“Another big important piece of common sense wage and labor policies is making college affordable again for every family,” O’Malley said.
O’Malley stressed the importance of making sure young Americans have the skills to compete in a competitive, highly-educated world. He also praised the Clinton campaign for their college affordability plan, which he said took the best ideas of all three candidates in the Democratic primary — himself, Sen. Bernie Sanders and Clinton.
O'Malley's visit also was to encourage volunteers to continue working right up until election day for both Clinton and Kim Weaver, the Democratic candidate for Iowa's 4th District.
“I’ve been getting our volunteers to canvas and phone bank,” said Emily Tosoni, a junior in political science who is volunteering. “Really making sure everyone’s excitement levels stay up.”
Tosoni originally only volunteered as a class requirement at Iowa State but continued to because of what she feels is at stake. She specifically called out Trump for allegations of sexual assault by him and what some say is inflammatory rhetoric.
“Donald Trump does not represent what anyone in this country believes,” Tosoni said.
O’Malley, who has worked with Weaver in the past on former state Sen. Jack Hatch’s 2014 run for governor, introduced her to address volunteers.
Just over two weeks from election day, Weaver said she has driven all over Iowa’s 4th District. She claimed seeing only two yard signs for King and many for herself.
“Yard signs can’t vote,” Weaver said, “but they do show support.”
She also said many Trump supporters are not fans of King, who backed Texas Sen. Ted Cruz in the Iowa Caucus, and will vote for her.
“Trump supporters don’t like Steve King," she said. "They think he lost Trump the caucus here in Iowa. I think we’re going to see a lot of split-ticket voting here.
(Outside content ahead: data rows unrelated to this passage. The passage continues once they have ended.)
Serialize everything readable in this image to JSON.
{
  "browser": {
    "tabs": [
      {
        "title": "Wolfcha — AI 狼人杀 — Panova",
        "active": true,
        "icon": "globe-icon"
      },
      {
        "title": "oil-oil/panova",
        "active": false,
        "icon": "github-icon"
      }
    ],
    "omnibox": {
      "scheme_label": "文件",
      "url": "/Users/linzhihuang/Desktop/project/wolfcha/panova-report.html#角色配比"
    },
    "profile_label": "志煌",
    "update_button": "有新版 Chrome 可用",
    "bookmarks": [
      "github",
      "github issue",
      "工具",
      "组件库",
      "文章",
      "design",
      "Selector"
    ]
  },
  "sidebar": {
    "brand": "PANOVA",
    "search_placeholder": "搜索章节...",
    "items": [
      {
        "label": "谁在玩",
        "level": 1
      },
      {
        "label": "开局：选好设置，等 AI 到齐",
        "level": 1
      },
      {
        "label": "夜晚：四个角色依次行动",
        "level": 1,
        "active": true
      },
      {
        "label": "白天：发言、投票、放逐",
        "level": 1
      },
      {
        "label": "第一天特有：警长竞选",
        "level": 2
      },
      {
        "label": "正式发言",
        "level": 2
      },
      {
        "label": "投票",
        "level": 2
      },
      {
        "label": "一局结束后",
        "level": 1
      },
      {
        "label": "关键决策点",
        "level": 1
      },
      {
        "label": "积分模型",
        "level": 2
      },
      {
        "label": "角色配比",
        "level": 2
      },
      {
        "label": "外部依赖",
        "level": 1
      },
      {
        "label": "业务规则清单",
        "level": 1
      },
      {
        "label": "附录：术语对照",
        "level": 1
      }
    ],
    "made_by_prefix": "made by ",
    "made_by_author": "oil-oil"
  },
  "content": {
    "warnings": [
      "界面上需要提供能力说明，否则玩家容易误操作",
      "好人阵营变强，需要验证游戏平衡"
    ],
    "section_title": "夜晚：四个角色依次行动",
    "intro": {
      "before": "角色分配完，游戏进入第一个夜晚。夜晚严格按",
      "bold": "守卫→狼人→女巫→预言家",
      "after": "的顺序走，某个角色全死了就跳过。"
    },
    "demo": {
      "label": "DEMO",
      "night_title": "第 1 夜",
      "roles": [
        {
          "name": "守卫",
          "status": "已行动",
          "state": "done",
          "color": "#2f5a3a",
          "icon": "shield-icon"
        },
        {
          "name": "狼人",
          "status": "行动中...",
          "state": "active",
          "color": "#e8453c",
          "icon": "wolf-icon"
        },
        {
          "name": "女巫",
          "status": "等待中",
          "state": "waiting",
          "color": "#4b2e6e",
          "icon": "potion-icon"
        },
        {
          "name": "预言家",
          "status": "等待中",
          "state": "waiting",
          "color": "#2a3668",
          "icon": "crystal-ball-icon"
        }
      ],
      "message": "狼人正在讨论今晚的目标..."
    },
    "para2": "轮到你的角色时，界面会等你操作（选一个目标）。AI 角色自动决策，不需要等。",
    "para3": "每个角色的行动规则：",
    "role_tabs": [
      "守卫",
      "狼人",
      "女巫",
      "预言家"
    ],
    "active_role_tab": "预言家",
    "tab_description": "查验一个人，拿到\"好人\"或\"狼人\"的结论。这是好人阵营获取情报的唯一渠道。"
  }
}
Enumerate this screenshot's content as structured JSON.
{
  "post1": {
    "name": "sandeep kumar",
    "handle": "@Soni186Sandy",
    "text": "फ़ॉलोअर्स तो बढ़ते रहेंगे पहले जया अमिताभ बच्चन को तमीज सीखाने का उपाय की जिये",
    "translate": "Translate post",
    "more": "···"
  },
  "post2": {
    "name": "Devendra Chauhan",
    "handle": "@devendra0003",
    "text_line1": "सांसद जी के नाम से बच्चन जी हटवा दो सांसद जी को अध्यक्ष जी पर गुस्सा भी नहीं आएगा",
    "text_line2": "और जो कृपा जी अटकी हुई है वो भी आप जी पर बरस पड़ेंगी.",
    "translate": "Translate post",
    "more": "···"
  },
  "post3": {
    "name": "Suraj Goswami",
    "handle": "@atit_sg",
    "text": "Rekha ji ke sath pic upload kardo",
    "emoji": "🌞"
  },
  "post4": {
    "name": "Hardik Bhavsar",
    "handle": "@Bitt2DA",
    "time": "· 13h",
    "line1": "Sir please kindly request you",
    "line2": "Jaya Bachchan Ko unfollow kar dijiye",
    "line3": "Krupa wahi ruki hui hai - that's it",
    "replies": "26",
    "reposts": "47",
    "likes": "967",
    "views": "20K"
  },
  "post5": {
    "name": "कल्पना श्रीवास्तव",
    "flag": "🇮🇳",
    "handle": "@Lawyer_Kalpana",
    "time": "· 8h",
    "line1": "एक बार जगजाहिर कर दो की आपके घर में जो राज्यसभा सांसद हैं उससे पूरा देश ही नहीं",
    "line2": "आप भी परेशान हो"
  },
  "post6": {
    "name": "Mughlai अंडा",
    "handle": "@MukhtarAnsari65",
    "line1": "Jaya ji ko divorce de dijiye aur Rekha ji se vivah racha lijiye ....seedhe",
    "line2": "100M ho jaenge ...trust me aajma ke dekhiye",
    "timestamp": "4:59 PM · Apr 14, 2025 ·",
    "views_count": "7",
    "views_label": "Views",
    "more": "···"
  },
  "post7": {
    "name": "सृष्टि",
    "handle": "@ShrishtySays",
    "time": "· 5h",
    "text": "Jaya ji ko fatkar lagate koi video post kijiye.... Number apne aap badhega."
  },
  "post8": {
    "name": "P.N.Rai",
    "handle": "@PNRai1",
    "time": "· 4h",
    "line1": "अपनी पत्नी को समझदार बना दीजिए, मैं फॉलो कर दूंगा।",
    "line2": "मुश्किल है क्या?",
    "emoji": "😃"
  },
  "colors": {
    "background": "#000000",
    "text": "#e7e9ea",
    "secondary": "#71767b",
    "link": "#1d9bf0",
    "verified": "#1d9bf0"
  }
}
This is the year to get rid of [King], Weaver said. "He needs to go."
Weaver also blasted King for his votes to decrease Pell grants and increase interest rates on student loans. She spoke from experience as a mother of three and how challenging it can be to pay for college.
She told attendees about her two five-time great-grandfathers who fought in the Revolutionary War and related their unlikely victory to her campaign.
“They were undermanned, underfunded, and nobody thought they could win, but they did,” Weaver said. “Help me show the world that the descendent of true tea party patriots can dethrone another King,” Weaver said.
Along with his stop in Ames, O’Malley also attended a fundraiser for U.S. Rep. Dave Loebsack and a door-knocking effort in Omaha.